The woman who earned the wrath of conservatives during the Vietnam War flies north to Vancouver to speak out against big oil
VANCOUVER — Call her Jericho Jane. After a long hiatus from globe-trotting activism, Jane Fonda picked up the gauntlet and challenged big oil to get on the “right side of history” as she addressed a group of star-struck onlookers at Jericho Beach Park Saturday.
The two-time Oscar winner was part of the programming for Toast the Coast, an event staged by Greenpeace to raise awareness about the dangers of proposed pipelines and liquified natural gas development in B.C. waters.
“This part of the world means a lot to me. I was first arrested, not 20 years ago… but in 1970 marching with First Nations in Tacoma, and again with Salish Kootenay protesting clearcutting that was endangering the salmon spawning area,” said Fonda to a chorus of cheers from a few hundred selfie-snappers soaking up the sun.
“And I have fished for salmon in Campbell River. I am aware of the unbelievable beauty of this pristine coast and I stand here with you and the unbelievably brave First Nations people who are trying to stop big oil from spoiling the coastline,” she said.
“I have been an activist for 45 years but to tell you the truth, it’s been many decades since I’ve been to the barricades and I am here now because I believe the world is at an existential crossroads. We are facing a terrible terrible challenge,” said Fonda, looking every bit as fit as ever in a Toast the Coast T-shirt and a straw hat.
“I am 77 years old and I thought I was getting too tired to go to the barricades. But that’s a bunch of shit. This is too important and it’s a very simple issue: People vs. oil. Life vs. oil.”
“I am 77 years old and I thought I was getting too tired to go to the barricades,” said the woman once referred to as “Hanoi Jane” for her activism against the Vietnam war.
“But that’s a bunch of shit. This is too important and it’s a very simple issue: People vs. oil. Life vs. oil.”
Speaking into the solar-powered public address system, Fonda said big oil companies do not have the best interests of humanity at their core, but a need for bigger profits. “What it means is that a very tiny group of people get richer and richer, and the vast majority get hotter and sicker.”
One of her biggest concerns is Shell Oil’s plan to drill in the arctic. “Certain oil reserves in the world must stay in the ground!” she said, her voice peaking with emotion. “It is a major migratory corridor for polar bears, whales, walruses, fish, caribou, birds and home to four million people. And did you know it’s also the world’s air conditioner – bouncing the sun’s heat back into space? The arctic protects us. And we need to protect the arctic.”

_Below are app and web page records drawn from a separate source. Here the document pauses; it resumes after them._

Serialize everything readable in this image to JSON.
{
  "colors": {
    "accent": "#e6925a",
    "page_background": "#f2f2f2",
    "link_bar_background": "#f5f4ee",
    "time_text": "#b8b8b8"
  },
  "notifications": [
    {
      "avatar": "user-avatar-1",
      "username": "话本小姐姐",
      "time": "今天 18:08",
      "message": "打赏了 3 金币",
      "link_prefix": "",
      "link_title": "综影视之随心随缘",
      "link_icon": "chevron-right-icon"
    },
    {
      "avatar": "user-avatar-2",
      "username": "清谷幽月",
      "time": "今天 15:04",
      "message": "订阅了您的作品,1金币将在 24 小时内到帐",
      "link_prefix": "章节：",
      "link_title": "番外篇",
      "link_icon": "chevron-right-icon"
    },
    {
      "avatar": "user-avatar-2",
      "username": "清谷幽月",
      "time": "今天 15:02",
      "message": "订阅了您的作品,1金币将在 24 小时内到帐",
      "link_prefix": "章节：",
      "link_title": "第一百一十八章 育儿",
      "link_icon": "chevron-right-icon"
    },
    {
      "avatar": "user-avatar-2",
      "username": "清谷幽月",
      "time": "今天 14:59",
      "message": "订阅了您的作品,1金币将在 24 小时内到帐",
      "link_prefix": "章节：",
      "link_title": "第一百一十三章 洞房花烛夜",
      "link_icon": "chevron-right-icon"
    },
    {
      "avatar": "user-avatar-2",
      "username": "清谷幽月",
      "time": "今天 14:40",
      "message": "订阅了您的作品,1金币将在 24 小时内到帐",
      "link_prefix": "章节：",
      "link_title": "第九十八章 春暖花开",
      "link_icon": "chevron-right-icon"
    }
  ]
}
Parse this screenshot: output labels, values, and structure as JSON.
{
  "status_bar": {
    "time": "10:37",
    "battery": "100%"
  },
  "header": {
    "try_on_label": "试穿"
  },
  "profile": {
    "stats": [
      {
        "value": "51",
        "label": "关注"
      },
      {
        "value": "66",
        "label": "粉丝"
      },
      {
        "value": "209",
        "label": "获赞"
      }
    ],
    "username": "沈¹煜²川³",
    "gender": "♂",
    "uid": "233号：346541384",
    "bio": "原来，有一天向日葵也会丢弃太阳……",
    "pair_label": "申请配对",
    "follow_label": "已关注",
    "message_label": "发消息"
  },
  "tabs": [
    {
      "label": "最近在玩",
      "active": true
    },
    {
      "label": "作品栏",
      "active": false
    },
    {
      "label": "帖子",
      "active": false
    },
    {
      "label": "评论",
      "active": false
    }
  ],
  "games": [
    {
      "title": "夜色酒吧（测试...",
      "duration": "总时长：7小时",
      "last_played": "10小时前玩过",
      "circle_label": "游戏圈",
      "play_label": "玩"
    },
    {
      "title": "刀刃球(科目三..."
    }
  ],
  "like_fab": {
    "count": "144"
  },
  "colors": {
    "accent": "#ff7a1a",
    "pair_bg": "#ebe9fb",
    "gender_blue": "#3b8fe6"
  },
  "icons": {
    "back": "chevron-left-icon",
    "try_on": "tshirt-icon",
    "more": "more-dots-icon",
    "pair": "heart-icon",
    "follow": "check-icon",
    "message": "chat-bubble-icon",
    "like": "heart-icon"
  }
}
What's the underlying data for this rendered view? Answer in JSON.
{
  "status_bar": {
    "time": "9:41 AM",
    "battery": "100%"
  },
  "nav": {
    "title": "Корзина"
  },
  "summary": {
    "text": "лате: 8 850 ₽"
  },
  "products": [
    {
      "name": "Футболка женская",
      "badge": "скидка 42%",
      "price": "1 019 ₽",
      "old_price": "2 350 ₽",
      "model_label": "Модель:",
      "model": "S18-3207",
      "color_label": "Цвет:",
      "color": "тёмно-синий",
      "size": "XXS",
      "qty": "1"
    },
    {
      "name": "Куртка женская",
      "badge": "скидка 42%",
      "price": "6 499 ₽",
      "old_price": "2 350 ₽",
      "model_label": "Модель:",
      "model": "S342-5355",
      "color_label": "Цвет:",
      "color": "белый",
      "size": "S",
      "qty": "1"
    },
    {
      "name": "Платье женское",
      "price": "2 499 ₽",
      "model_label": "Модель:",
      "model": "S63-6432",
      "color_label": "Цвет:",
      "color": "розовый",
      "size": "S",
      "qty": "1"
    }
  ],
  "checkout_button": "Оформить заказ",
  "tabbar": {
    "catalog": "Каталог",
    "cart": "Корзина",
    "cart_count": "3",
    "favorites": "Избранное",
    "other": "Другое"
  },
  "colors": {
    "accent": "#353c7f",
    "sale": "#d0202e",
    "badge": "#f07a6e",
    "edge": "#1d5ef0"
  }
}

Species extinction, the disappearance of entire island nations and unstoppable global warming will be the legacy of Shell’s drilling if it goes ahead as planned, she said. “And that’s if things go right and Shell does not spill the oil. If there is a spill, an entire way of life will be destroyed. Species will be threatened with extinction and there is no going back. The nearest deep water seaport is a thousand miles away…. And let’s not fool ourselves about the probability of a spill: If it moves, it spills. You’ve all learned that,” she said, referring to a recent bunker fuel spill in English Bay, Vancouver’s central body of water that laps up against Jericho Beach.
“The U.S. Department of the Interior has said there is a 75 per cent chance of a spill. A 75 per cent chance? That’s not chance. That’s a probability!”
Fonda said if we go along with big oil’s agenda, “we will be abandoning not only our own principles but the people of the world…. We will be admitting that we live in a post-democratic era where profit is more important than freedom and justice, and more important than life.”
She appealed directly to Shell Oil, Kinder-Morgan and Enbridge to become part of the solution. “You could be heroic instead of spending the billions you plan on spending to drill the arctic and expand the tar sands. You could invest that money in renewable energy to create a sustainable world: For every dollar invested in renewable energy, you create more jobs than in the extractive industry, and they are clean jobs.
“But oil companies and the politicians they buy off and the right wing media would have you believe that alternatives are not real, and that it’s pie in the sky for some future time. But all you have to do is look at the Netherlands, Norway and Germany, where 25 per cent of Germany’s energy is alternative. It’s happening everywhere, in Sacramento, Austin, Boulder, it’s even happening in Alberta, where First Nations are creating solar jobs. It is possible,” she said, as the crowd hooted in unison.
“Enough is such a critical word right now, isn’t it? It’s a word that the oil company executives don’t know. These men who make hundreds of thousands of dollars a minute, they don’t know what enough means. They assume our natural resources are limitless, and they have a right to plunder them even if it means leaving our communities riddled with cancer.”
Fonda said Vancouver is at the forefront of the fight for the future, and that together, people had to mobilize for change.
“Thirty years from now, I want my grandchildren to look back and say ‘Grandma was on the right side of history,’ so thank you… thank you for your bravery here in Vancouver. Thank you for welcoming me.”
– Ex-Press Skeletal Staff
Last updated: 12:15 pm 6/15/15